What is needed here is an exact copy of all the data.
(TASK INPUT Opens)
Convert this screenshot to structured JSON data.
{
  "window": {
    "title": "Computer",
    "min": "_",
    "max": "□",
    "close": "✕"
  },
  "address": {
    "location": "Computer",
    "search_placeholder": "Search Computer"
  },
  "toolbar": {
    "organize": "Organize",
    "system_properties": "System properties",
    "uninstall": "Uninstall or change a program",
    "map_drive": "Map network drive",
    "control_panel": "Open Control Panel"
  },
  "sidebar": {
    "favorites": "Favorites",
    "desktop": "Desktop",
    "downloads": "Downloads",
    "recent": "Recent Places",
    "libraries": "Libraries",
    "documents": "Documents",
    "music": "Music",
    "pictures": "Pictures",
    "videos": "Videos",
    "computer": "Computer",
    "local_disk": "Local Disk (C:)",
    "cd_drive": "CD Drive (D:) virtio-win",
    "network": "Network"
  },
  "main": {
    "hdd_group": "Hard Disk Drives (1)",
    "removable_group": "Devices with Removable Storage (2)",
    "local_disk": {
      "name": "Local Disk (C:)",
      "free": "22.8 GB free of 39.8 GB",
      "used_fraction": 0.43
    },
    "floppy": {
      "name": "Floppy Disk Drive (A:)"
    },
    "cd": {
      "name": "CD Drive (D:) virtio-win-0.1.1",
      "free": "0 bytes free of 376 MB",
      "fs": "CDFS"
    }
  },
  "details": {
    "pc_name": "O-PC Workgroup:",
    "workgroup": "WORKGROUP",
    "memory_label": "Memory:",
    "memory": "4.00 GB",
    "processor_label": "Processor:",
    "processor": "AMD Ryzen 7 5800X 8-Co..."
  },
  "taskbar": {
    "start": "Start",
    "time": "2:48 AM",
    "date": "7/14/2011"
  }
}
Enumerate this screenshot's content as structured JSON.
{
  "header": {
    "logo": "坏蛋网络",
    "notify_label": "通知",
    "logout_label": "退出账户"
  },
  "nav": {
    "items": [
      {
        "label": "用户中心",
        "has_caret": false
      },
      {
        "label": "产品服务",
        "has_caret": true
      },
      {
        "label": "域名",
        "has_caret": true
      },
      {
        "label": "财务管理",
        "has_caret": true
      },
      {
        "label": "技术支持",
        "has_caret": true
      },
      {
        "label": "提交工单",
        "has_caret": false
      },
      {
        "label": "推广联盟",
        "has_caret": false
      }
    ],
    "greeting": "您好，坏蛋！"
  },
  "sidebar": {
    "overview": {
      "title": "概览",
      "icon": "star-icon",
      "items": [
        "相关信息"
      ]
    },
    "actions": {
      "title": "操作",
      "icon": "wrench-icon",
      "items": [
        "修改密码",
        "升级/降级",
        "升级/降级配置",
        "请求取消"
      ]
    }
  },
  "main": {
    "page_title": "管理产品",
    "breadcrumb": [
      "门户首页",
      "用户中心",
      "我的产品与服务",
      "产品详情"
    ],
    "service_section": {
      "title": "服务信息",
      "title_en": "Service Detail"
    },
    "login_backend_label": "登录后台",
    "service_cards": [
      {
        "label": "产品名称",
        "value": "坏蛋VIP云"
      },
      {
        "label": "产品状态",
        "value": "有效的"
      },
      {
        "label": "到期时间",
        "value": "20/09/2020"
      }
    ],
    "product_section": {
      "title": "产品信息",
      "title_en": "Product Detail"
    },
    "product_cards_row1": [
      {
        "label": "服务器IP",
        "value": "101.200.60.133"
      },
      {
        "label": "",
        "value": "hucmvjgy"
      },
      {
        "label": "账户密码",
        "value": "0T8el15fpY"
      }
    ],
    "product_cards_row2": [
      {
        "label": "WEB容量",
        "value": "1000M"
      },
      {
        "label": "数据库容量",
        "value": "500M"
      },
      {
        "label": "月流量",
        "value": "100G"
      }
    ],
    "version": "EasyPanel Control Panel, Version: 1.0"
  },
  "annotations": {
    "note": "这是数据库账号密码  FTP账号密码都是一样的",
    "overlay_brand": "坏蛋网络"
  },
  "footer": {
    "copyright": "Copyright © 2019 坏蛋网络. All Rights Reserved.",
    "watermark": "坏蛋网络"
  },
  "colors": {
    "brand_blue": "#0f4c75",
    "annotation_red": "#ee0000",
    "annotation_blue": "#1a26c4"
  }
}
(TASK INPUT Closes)
- RESULT FOR THIS TASK -
Convert this screenshot to structured JSON data.
{
  "window": {
    "title": "Computer",
    "min": "_",
    "max": "□",
    "close": "✕"
  },
  "address": {
    "location": "Computer",
    "search_placeholder": "Search Computer"
  },
  "toolbar": {
    "organize": "Organize",
    "system_properties": "System properties",
    "uninstall": "Uninstall or change a program",
    "map_drive": "Map network drive",
    "control_panel": "Open Control Panel"
  },
  "sidebar": {
    "favorites": "Favorites",
    "desktop": "Desktop",
    "downloads": "Downloads",
    "recent": "Recent Places",
    "libraries": "Libraries",
    "documents": "Documents",
    "music": "Music",
    "pictures": "Pictures",
    "videos": "Videos",
    "computer": "Computer",
    "local_disk": "Local Disk (C:)",
    "cd_drive": "CD Drive (D:) virtio-win",
    "network": "Network"
  },
  "main": {
    "hdd_group": "Hard Disk Drives (1)",
    "removable_group": "Devices with Removable Storage (2)",
    "local_disk": {
      "name": "Local Disk (C:)",
      "free": "22.8 GB free of 39.8 GB",
      "used_fraction": 0.43
    },
    "floppy": {
      "name": "Floppy Disk Drive (A:)"
    },
    "cd": {
      "name": "CD Drive (D:) virtio-win-0.1.1",
      "free": "0 bytes free of 376 MB",
      "fs": "CDFS"
    }
  },
  "details": {
    "pc_name": "O-PC Workgroup:",
    "workgroup": "WORKGROUP",
    "memory_label": "Memory:",
    "memory": "4.00 GB",
    "processor_label": "Processor:",
    "processor": "AMD Ryzen 7 5800X 8-Co..."
  },
  "taskbar": {
    "start": "Start",
    "time": "2:48 AM",
    "date": "7/14/2011"
  }
}
Enumerate this screenshot's content as structured JSON.
{
  "header": {
    "logo": "坏蛋网络",
    "notify_label": "通知",
    "logout_label": "退出账户"
  },
  "nav": {
    "items": [
      {
        "label": "用户中心",
        "has_caret": false
      },
      {
        "label": "产品服务",
        "has_caret": true
      },
      {
        "label": "域名",
        "has_caret": true
      },
      {
        "label": "财务管理",
        "has_caret": true
      },
      {
        "label": "技术支持",
        "has_caret": true
      },
      {
        "label": "提交工单",
        "has_caret": false
      },
      {
        "label": "推广联盟",
        "has_caret": false
      }
    ],
    "greeting": "您好，坏蛋！"
  },
  "sidebar": {
    "overview": {
      "title": "概览",
      "icon": "star-icon",
      "items": [
        "相关信息"
      ]
    },
    "actions": {
      "title": "操作",
      "icon": "wrench-icon",
      "items": [
        "修改密码",
        "升级/降级",
        "升级/降级配置",
        "请求取消"
      ]
    }
  },
  "main": {
    "page_title": "管理产品",
    "breadcrumb": [
      "门户首页",
      "用户中心",
      "我的产品与服务",
      "产品详情"
    ],
    "service_section": {
      "title": "服务信息",
      "title_en": "Service Detail"
    },
    "login_backend_label": "登录后台",
    "service_cards": [
      {
        "label": "产品名称",
        "value": "坏蛋VIP云"
      },
      {
        "label": "产品状态",
        "value": "有效的"
      },
      {
        "label": "到期时间",
        "value": "20/09/2020"
      }
    ],
    "product_section": {
      "title": "产品信息",
      "title_en": "Product Detail"
    },
    "product_cards_row1": [
      {
        "label": "服务器IP",
        "value": "101.200.60.133"
      },
      {
        "label": "",
        "value": "hucmvjgy"
      },
      {
        "label": "账户密码",
        "value": "0T8el15fpY"
      }
    ],
    "product_cards_row2": [
      {
        "label": "WEB容量",
        "value": "1000M"
      },
      {
        "label": "数据库容量",
        "value": "500M"
      },
      {
        "label": "月流量",
        "value": "100G"
      }
    ],
    "version": "EasyPanel Control Panel, Version: 1.0"
  },
  "annotations": {
    "note": "这是数据库账号密码  FTP账号密码都是一样的",
    "overlay_brand": "坏蛋网络"
  },
  "footer": {
    "copyright": "Copyright © 2019 坏蛋网络. All Rights Reserved.",
    "watermark": "坏蛋网络"
  },
  "colors": {
    "brand_blue": "#0f4c75",
    "annotation_red": "#ee0000",
    "annotation_blue": "#1a26c4"
  }
}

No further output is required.